The latest stories from the Science & Environment section of the BBC News web site.
Updated: 8 min 50 sec ago
The New York Times apologises for a cartoon on India's Mars Mission following readers' complaints that it mocked India.
New cracks found in the core of the Hunterston-B nuclear reactor in Scotland could threaten operator EDF's plans to extend the lives of some power stations.
Many subtle DNA changes could explain why some people are taller than others, according to the largest ever study of the genetics behind height.
The deeper half of the ocean did not get any hotter in the last decade, but warming of the surface layer since the 1970s has been seriously underestimated, according to two new studies.
Neha Bhatnagar reports from a demonstration in Nairobi, as protests are held in over a hundred cities across the world calling for an end to the trade of ivory and rhino horns.
Why connecting wheelchairs to the net could save lives
New research published by the Natural History Museum has shown that it is possible to culture cells from butterfly wings to produce iridescent colours in the laboratory.
The European Space Agency releases a shape model of Comet 67P/Churyumov-Gerasimenko, which, among other things, allows enthusiasts to print their own 3D version of the "ice mountain".
At the Paris Motor Show, Theo Leggett looks at the Peugeot 208 Hybrid Air - a concept car that brings a new meaning to the term "gas guzzler".
Conservationists have revealed the latest weapon in their fight to preserve and restore threatened heath land in Dorset.
The origin of the Aids pandemic has been traced back to 1920s Kinshasa, in what is now the Democratic Republic of Congo, scientists say.
Meet Robinson - the loneliest monkey in Africa

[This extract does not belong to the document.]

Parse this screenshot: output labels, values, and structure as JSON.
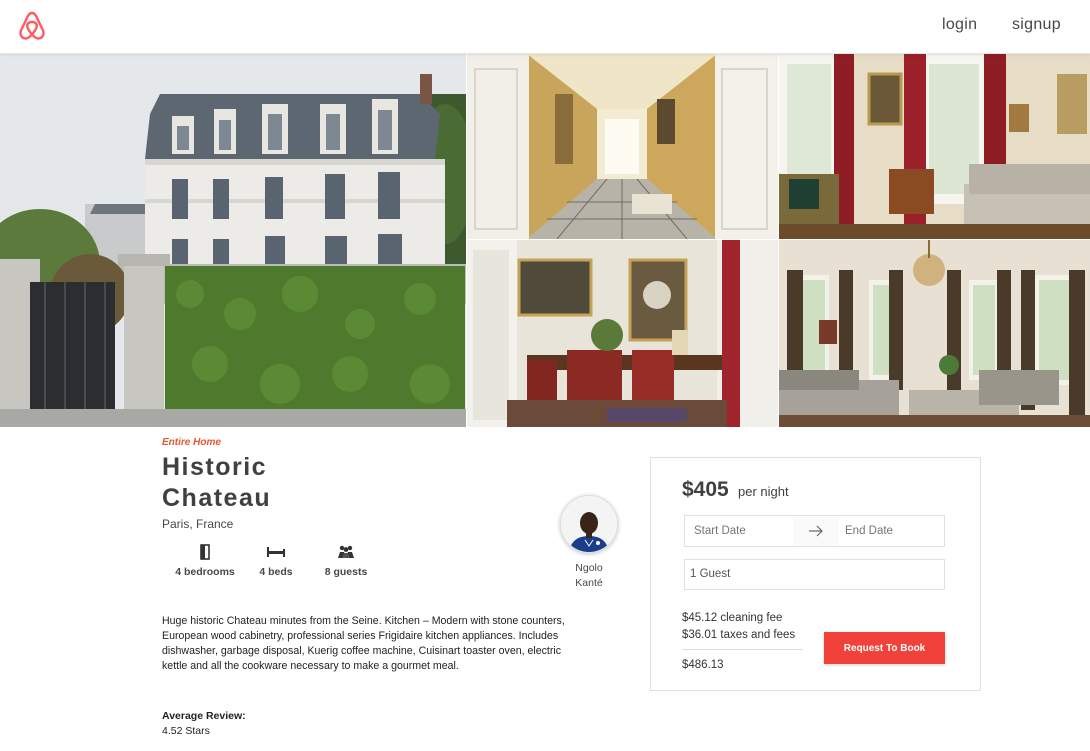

Japan's Toyota says it will prove its critics wrong again
As many as 100 people in Texas are being checked for exposure to Ebola after a man was diagnosed in Dallas with the disease, health officials say.
New satellite data reveals thousands of previously unrecognised mountains on the bottom of the world's oceans.
British scientists are hoping robots will be able to give the most detailed picture yet of life deep below the waterline. The BBC's Science Editor David Shukman reports
A fleet of marine robots is being launched in the largest deployment of its kind in British waters.
How do domestic cats really see the world?
A shipwreck recently found in north Canada is identified as HMS Erebus - lost in Sir John Franklin's famous Victorian-era Northwest Passage voyage.
A UK study finds that the most feared predators in the sea have individual personalities, which determine how readily they socialise.